A 74 year old woman presented with hematemesis. Her medical history was significant for pulmonary embolism treated with warfarin anticoagulation, fibromyalgia treated with NSAIDs/steroids, and a prior bleeding event from a gastric ulcer. On admission she was stable with a hemoglobin of 8.7 g/dL and a therapeutic INR of 3.19. A type and screen determined a blood type of AB positive. In anticipation of endoscopy, the patient received one unit of red blood cells and four units of type AB plasma. Following transfusion, her INR was 1.83. The patient received an additional four units of type AB plasma to further correct her INR. Endoscopy identified a medium-sized gastric ulcer. Shortly after completion of the endoscopy, the patient became hypoxic and began experiencing dyspnea and frothy oral secretions. A chest x-ray 1 hour after the start of the reaction showed diffuse pulmonary edema without cardiomegaly (image 1). The patient was intubated within 2 hours of the reaction and a chest x-ray showed increasingly diffuse pulmonary edema with small bilateral pulmonary effusions (image 2). Ventilator and pressor support were required for several days, and the patient was extubated five days after the reaction. The clinical team and transfusion service strongly suspected Transfusion Related Acute Lung Injury (TRALI) and contacted the blood supplier. The blood supplier determined the Human Leukocyte Antigen (HLA) Class I/II type of the patient and pursued HLA antibody screening for the donors of the four plasma units transfused most proximal to the reaction. Three of the four donors were parous females and returned for HLA antibody screening, while the fourth male donor could not be contacted. Of the three tested donors, none had Human Neutrophil Antigen (HNA) antibodies. Two of the three tested donors had HLA Class I/II antibodies that were non-cognate with the patient. One of the three tested donors had extensive HLA Class I/ II antibodies which were cognate with 4 of 6 of the patient’s HLA Class I antigens and 4 of 6 of the patient’s Class II antigens. The implicated donor was deferred from further donation.

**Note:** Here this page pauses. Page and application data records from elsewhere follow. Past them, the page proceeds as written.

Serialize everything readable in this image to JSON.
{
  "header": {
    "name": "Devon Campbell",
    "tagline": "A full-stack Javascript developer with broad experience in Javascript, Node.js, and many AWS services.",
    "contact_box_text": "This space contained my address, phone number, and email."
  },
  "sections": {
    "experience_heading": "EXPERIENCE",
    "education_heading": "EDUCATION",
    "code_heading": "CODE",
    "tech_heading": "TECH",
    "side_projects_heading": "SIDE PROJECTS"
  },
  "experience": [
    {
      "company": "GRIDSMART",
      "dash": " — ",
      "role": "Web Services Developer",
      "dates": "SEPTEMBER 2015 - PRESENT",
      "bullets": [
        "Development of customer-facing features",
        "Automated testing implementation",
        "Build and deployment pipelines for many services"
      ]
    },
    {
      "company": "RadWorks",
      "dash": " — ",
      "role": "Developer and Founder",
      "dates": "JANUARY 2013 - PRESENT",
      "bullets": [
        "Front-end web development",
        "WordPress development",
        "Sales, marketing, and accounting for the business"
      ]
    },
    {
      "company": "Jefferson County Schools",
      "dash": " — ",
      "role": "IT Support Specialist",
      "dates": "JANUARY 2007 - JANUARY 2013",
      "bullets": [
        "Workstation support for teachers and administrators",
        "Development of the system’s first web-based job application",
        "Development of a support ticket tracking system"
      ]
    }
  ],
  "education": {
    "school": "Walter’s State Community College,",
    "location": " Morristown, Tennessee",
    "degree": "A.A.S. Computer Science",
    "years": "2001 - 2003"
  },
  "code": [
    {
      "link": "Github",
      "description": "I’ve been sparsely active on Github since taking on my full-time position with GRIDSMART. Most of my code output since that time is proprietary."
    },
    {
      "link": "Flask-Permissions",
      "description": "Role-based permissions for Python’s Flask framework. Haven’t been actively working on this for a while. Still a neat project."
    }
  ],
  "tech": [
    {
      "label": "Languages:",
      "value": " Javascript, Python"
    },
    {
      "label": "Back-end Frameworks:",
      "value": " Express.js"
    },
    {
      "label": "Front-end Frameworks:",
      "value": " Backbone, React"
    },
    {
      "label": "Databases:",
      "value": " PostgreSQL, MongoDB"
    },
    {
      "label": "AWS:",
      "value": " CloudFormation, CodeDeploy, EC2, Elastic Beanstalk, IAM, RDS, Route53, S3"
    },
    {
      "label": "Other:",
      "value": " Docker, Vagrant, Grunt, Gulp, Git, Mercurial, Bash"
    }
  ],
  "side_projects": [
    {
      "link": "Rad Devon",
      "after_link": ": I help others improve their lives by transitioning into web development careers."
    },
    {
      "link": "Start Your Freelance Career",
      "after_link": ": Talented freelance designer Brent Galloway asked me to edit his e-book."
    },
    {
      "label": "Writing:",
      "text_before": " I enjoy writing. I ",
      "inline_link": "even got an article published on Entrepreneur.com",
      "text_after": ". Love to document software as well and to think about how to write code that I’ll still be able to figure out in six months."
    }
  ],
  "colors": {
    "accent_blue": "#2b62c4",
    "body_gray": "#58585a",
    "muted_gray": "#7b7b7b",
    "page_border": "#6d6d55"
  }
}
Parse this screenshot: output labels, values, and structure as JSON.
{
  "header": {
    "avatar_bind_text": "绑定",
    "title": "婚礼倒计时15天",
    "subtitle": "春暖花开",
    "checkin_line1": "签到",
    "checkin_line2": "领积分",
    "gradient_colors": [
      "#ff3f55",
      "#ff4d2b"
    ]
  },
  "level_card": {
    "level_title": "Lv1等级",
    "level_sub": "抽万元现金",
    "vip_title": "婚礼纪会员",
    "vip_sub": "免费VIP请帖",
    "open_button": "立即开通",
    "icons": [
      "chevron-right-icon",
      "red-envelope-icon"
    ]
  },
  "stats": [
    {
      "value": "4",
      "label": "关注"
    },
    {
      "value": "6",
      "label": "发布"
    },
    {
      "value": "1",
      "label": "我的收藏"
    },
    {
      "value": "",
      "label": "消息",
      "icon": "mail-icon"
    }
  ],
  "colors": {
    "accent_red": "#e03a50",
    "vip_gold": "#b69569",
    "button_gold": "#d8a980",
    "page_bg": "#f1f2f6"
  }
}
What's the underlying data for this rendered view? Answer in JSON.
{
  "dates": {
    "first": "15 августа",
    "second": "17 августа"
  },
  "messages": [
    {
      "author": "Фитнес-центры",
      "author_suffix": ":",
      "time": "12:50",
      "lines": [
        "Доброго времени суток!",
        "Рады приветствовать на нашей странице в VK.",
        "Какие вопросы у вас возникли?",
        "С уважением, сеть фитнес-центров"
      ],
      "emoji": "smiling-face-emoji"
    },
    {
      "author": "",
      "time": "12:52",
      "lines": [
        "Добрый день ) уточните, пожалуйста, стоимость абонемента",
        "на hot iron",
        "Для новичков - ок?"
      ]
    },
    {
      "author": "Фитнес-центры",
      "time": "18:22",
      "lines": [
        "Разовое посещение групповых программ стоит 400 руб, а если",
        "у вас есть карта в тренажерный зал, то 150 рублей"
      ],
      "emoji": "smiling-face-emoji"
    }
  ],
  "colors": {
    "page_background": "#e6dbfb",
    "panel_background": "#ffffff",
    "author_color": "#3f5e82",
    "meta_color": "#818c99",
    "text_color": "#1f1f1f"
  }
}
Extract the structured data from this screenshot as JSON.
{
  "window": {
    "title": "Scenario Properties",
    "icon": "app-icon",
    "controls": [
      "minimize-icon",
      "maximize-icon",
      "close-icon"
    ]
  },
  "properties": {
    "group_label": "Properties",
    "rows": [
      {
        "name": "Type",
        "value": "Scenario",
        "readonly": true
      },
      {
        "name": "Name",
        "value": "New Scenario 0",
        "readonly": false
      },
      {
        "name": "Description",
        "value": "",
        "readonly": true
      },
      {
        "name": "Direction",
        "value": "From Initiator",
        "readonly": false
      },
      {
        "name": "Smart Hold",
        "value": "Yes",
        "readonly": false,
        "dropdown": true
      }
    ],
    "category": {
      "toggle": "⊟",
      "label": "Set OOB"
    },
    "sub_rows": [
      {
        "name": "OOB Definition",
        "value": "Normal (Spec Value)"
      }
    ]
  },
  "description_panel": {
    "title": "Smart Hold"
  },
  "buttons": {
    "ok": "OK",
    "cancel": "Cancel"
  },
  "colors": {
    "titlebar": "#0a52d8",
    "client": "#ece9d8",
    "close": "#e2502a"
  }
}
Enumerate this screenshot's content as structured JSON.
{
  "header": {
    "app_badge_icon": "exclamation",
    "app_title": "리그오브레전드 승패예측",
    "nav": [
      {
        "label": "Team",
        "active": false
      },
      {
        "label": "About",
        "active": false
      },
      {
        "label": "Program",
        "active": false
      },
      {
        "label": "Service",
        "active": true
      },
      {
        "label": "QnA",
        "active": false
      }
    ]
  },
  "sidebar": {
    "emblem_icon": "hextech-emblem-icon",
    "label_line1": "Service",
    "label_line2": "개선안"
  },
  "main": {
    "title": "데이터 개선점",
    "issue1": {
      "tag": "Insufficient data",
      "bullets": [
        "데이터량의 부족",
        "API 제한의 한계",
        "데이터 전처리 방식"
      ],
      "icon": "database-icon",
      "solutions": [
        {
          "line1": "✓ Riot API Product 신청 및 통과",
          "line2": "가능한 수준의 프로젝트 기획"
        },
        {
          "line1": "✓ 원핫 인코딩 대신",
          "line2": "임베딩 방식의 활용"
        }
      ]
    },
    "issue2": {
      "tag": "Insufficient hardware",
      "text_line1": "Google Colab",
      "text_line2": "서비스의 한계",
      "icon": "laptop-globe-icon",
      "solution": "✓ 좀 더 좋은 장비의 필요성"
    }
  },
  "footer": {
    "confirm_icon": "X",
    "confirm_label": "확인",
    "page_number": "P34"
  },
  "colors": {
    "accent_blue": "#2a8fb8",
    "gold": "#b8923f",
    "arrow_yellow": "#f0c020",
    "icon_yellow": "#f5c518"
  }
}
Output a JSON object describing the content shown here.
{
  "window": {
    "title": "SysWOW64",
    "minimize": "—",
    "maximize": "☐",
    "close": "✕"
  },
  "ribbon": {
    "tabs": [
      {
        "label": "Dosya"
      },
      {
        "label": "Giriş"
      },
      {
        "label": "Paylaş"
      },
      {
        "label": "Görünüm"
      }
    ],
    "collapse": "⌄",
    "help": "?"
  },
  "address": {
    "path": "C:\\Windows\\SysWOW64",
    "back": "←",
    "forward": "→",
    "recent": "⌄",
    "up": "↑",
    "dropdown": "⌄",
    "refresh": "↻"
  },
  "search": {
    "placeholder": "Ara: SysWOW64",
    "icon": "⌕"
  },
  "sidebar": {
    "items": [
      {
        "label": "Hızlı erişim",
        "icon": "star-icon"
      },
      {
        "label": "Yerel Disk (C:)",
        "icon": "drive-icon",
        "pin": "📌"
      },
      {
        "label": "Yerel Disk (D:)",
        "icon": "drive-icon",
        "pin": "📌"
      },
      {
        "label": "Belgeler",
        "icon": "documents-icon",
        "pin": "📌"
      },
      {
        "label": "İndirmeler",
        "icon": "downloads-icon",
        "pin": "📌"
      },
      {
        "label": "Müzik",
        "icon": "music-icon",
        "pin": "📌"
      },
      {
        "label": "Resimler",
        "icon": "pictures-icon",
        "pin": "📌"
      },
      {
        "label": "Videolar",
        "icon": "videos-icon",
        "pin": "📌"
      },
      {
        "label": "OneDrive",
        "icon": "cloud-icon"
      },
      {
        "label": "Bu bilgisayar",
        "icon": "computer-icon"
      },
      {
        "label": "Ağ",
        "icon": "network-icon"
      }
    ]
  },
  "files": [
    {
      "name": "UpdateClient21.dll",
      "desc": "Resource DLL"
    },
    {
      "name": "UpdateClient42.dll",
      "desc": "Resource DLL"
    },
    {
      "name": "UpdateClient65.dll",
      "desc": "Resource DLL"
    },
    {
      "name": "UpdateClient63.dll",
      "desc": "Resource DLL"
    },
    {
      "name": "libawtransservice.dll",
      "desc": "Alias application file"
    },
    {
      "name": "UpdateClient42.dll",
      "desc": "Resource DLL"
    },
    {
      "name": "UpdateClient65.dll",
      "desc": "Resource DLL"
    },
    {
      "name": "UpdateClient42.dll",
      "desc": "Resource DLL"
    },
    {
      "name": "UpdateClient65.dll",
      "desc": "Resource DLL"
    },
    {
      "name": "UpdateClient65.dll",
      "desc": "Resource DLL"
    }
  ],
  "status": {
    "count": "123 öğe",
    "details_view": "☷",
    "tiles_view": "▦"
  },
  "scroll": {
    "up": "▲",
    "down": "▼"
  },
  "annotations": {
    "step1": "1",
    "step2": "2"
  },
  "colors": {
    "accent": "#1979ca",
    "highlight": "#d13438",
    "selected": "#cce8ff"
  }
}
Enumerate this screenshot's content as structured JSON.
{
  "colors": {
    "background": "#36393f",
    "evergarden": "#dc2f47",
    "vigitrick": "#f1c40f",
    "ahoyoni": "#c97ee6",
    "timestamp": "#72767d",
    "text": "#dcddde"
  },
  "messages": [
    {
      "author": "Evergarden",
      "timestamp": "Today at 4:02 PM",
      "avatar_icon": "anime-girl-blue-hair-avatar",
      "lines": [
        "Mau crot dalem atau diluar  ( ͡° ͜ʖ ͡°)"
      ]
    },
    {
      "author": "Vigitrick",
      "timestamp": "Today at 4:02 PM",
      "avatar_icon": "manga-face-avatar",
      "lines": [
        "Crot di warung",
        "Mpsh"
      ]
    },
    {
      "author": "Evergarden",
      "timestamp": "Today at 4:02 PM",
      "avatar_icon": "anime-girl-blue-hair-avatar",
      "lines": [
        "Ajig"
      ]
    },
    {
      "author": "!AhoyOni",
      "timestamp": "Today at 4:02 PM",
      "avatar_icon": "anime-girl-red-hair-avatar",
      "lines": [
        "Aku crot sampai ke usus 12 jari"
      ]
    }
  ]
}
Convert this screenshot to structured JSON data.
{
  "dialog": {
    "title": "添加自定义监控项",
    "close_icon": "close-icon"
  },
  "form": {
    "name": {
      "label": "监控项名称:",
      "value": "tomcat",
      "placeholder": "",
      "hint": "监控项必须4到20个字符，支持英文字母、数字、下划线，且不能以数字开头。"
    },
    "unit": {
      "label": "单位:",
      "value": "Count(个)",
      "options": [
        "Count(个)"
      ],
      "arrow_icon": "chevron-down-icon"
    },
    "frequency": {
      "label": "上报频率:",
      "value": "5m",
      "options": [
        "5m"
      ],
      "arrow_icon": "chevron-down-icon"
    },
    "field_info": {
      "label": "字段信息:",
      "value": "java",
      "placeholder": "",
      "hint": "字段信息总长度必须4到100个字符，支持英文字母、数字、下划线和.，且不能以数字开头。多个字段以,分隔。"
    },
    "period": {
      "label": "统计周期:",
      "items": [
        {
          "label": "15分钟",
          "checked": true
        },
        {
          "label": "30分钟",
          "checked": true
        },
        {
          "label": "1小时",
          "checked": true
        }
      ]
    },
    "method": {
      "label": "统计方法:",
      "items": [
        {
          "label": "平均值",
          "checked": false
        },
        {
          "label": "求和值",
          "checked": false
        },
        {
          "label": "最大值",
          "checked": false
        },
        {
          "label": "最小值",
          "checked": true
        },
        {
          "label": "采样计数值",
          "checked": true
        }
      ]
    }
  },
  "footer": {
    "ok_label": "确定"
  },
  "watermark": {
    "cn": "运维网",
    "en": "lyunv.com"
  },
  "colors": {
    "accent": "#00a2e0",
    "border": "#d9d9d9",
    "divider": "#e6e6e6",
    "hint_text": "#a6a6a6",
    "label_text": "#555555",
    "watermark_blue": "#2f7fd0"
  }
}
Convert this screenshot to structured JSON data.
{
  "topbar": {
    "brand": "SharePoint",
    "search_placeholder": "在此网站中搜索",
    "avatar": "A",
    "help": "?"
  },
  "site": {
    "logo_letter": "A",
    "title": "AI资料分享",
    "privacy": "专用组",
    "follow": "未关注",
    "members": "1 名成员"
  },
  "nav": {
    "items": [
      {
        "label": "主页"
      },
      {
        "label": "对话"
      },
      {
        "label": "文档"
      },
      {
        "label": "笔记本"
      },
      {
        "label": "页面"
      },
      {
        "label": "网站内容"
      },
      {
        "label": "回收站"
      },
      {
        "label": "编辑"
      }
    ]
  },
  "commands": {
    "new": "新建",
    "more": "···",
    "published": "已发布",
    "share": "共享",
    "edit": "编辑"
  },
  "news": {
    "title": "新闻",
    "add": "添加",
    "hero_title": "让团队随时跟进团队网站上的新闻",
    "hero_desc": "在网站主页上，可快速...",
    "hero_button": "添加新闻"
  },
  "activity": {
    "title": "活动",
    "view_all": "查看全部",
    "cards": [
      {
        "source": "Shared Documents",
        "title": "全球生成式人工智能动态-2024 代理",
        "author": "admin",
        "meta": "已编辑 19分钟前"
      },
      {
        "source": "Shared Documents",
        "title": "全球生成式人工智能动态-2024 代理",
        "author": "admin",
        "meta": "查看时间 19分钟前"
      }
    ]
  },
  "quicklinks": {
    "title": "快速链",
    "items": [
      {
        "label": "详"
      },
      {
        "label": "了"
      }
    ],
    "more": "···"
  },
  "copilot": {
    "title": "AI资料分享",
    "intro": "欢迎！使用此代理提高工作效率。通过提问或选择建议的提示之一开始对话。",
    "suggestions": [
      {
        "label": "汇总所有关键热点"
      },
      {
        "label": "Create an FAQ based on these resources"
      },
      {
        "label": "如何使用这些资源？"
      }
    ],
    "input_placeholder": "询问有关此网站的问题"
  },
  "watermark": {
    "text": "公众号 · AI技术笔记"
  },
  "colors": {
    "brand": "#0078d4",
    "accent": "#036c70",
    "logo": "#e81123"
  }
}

Recommended CitationAbidi, Nadia; Herman, MD, Jay; and Karp, MD, Julie, "Transfusion Related Acute Lung Injury" (2013). Pathology Honors Program Student Research Symposium. Poster 1.